In a larger sense, I felt lousy on the first loop but loosened up nicely on the second and attacked the course aggressively on the back half.  Truthfully, the course was fun but exhausting.  Still, I'm satisfied with how I rode.
Bike Course: ~10-miles 41:04.  4/10 age group; 19/80 overall.
Run #2
The ramp up to T2 was a divot-filled grass surface.  I let myself coast in, losing speed until I could safely jump off my bike at the dismount point without breaking stride.  After the exhilaration of the last bit of that bike course, I was ready to charge straight into the second run.  
Both feet hit the ground at the same time, and my calves locked like a vice.  For the first time in awhile, it occurred to me that I’d been pushing the pace pretty hard for nearly an hour.
For a moment, I was afraid I was gonna have a serious problem, but after a few steps, things kind of loosened up.  I dropped my bike and my helmet, grabbed my running cap, and headed out onto the run course thinking, “Holy shit!  I need to do some more brick workouts!”
I looked at my watch.  56:00.  With that, I tried to gauge about when I thought I could finish, but my brain refused to do the math.  So I settled in, tried not to panic, and made the best of it.  I didn’t feel fast, but I knew from experience that if I could at least hold my stride together, it’d be okay.
Amazingly, I passed a guy right out of T2 and was then by myself for the vast majority of the run.  Eventually, I hit the turn-around point and started back in, and by then I felt a little better, but I’d still call this a tough run.  A couple of guys passed me with maybe a half mile to go, but I didn’t have anything like the gas to give chase, and when I hit the finish, it was with more relief than triumph.
Run #1: 17:02 (8:31/mile pace).  6/10 age group; 39/80 overall.
Running is no my best thing, but even so, that right there is not a stellar performance.
Brian’s Beachside Boogie: 1:13:30.  4/10 age group; 19/80 overall.
Rough finale or no, this wasn’t a bad race.  I ran pretty well early, rode well over a fairly challenging course, and then held it together when things got rough.  All things considered, I’ll take it.  Plus, it’s highly unusual for me to be in the Front of the Pack in a race without a swimming leg, so that’s good.
That said, in the preliminary results, it looked like I’d gotten 3rd in my age group, and I was super happy about that.  Seeing the reality this morning was deflating as Hell.  If I was still in the 35-39 age group, I would have been third, but as it happens, I would’ve needed to drop over seven minutes to get there as a 40-year-old.  That is a lot of time.
Final Thoughts
I’m back at the office this week and back in the saddle as far as training is concerned.  My next race is a short sprint triathlon at my local YMCA, and I’m looking forward to it, but at the same time, I’ve got to admit that these short races are in many ways even more brutal than the longer ones.  It’s one thing to hold a aerobic pace over time; it’s very different to try to run/bike/run tempo for an hour solid.  
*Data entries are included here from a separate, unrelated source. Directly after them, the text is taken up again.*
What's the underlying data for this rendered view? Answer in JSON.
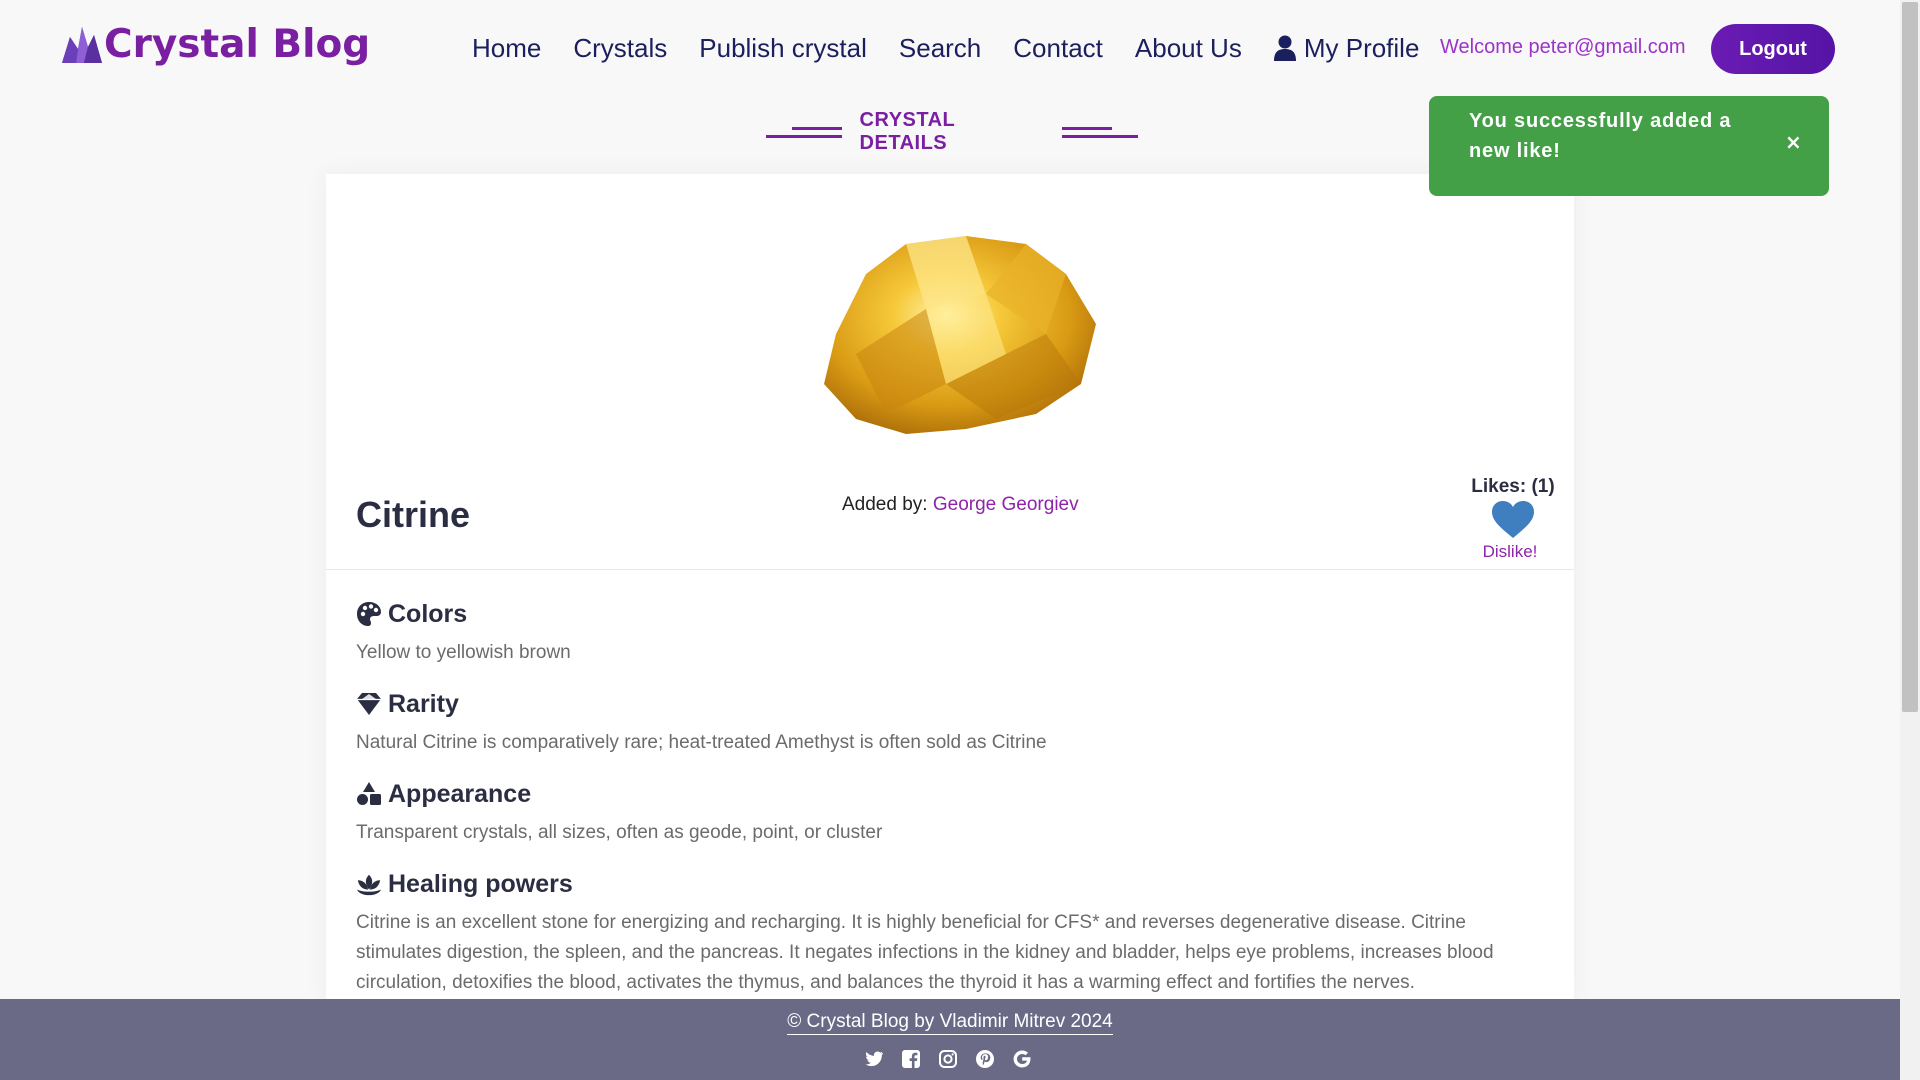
{
  "header": {
    "brand": "Crystal Blog",
    "nav": {
      "home": "Home",
      "crystals": "Crystals",
      "publish": "Publish crystal",
      "search": "Search",
      "contact": "Contact",
      "about": "About Us",
      "profile": "My Profile"
    },
    "welcome": "Welcome peter@gmail.com",
    "logout": "Logout"
  },
  "section": {
    "title": "CRYSTAL DETAILS"
  },
  "crystal": {
    "name": "Citrine",
    "added_by_label": "Added by:",
    "author": "George Georgiev",
    "likes_label": "Likes: (1)",
    "dislike_label": "Dislike!",
    "details": {
      "colors": {
        "title": "Colors",
        "text": "Yellow to yellowish brown"
      },
      "rarity": {
        "title": "Rarity",
        "text": "Natural Citrine is comparatively rare; heat-treated Amethyst is often sold as Citrine"
      },
      "appearance": {
        "title": "Appearance",
        "text": "Transparent crystals, all sizes, often as geode, point, or cluster"
      },
      "healing": {
        "title": "Healing powers",
        "text": "Citrine is an excellent stone for energizing and recharging. It is highly beneficial for CFS* and reverses degenerative disease. Citrine stimulates digestion, the spleen, and the pancreas. It negates infections in the kidney and bladder, helps eye problems, increases blood circulation, detoxifies the blood, activates the thymus, and balances the thyroid it has a warming effect and fortifies the nerves."
      }
    }
  },
  "toast": {
    "message": "You successfully added a new like!",
    "close": "×"
  },
  "footer": {
    "copyright": "© Crystal Blog by Vladimir Mitrev 2024",
    "social_icons": [
      "twitter-icon",
      "facebook-icon",
      "instagram-icon",
      "pinterest-icon",
      "google-icon"
    ]
  },
  "colors": {
    "brand_purple": "#7b1fa2",
    "nav_text": "#1c1f5e",
    "toast_green": "#43a047",
    "heart_blue": "#3f7fbf",
    "footer_bg": "#6b6a86"
  }
}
After this next race, I’m on to a charity ride for my company and then an Olympic triathlon at Lake Quassy, and at this point, I’m solidly looking forward to both.